This process is best defined as a “Single Payer System.” One payer in one location with one agent for a case, one check for a doctor, one payment for a hospital. No quibbles, no bickering, no thousands of lawyers to litigate their way out of their employers promises. Pharmaceuticals acquired wholesale for the best possible price to the taxpayers. Inspectors in every city and most small cities, ready to catch provider based fraud such as over billing and over treatment. The price gouging will stop, no more aluminum canes for $49.99, no more $8,000 hospital fitted reclining beds that don’t talk. A man with a esophageal ulcer won’t get an MRI, he’ll get an optical scan, and his heartburn pills won’t cost him $18, probably only $2. Clinics can be built by the thousands, specializing in preemptive healthcare, and birth to death maintenance of the body. The clinics alone will eventually save billions of dollars over the old system. An irony is, these cost saving measures on the provider side, are all the kinds of “suggestions,” health insurance companies have been peddling to providers for decades, and having success. Would you rather have your accountable government chose how to save your own money (your taxes), or have some secret coalition of health insurance companies influence those cuts, you may or may not notice the next time you go to your doctor or the local hospital? The cuts under a Single Payer system would be readily announced and even voted upon by a council appointed by the president and approved by congress. Cuts by the insurance companies are secretive, creeping deceptively, and only allow them to make more money. Private insurance premiums never go down, so the savings are the executive’s alone.

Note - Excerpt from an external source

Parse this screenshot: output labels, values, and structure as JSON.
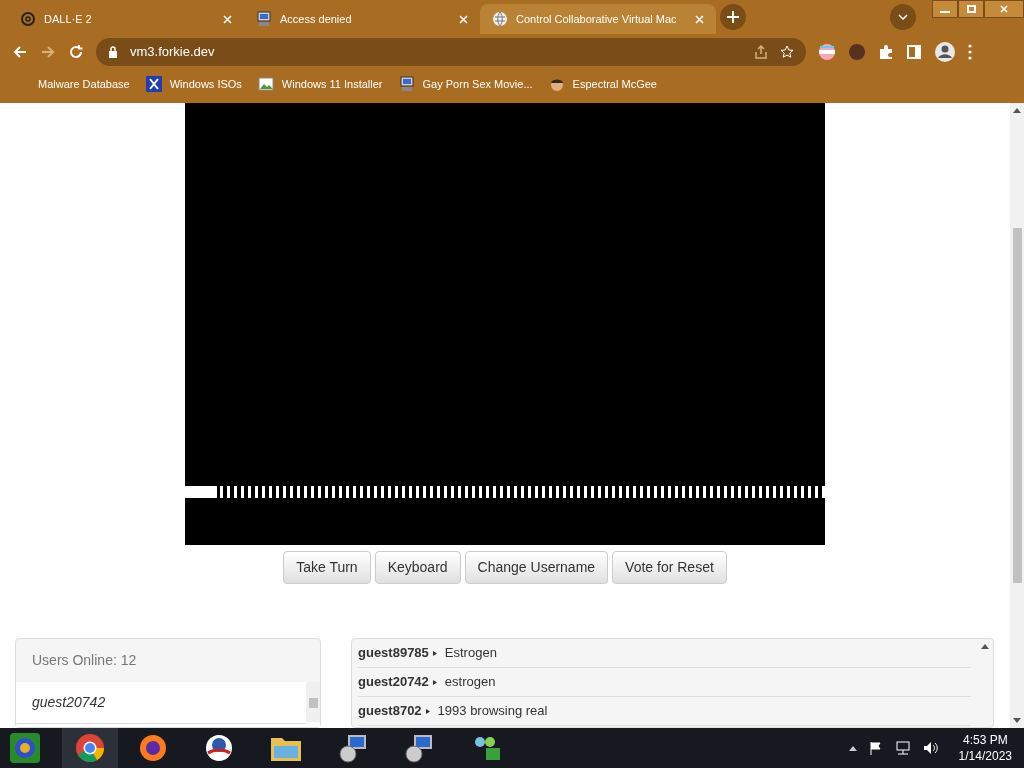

Visit SiCKOCure.org to learn more and become a part of the struggle for real universal health care.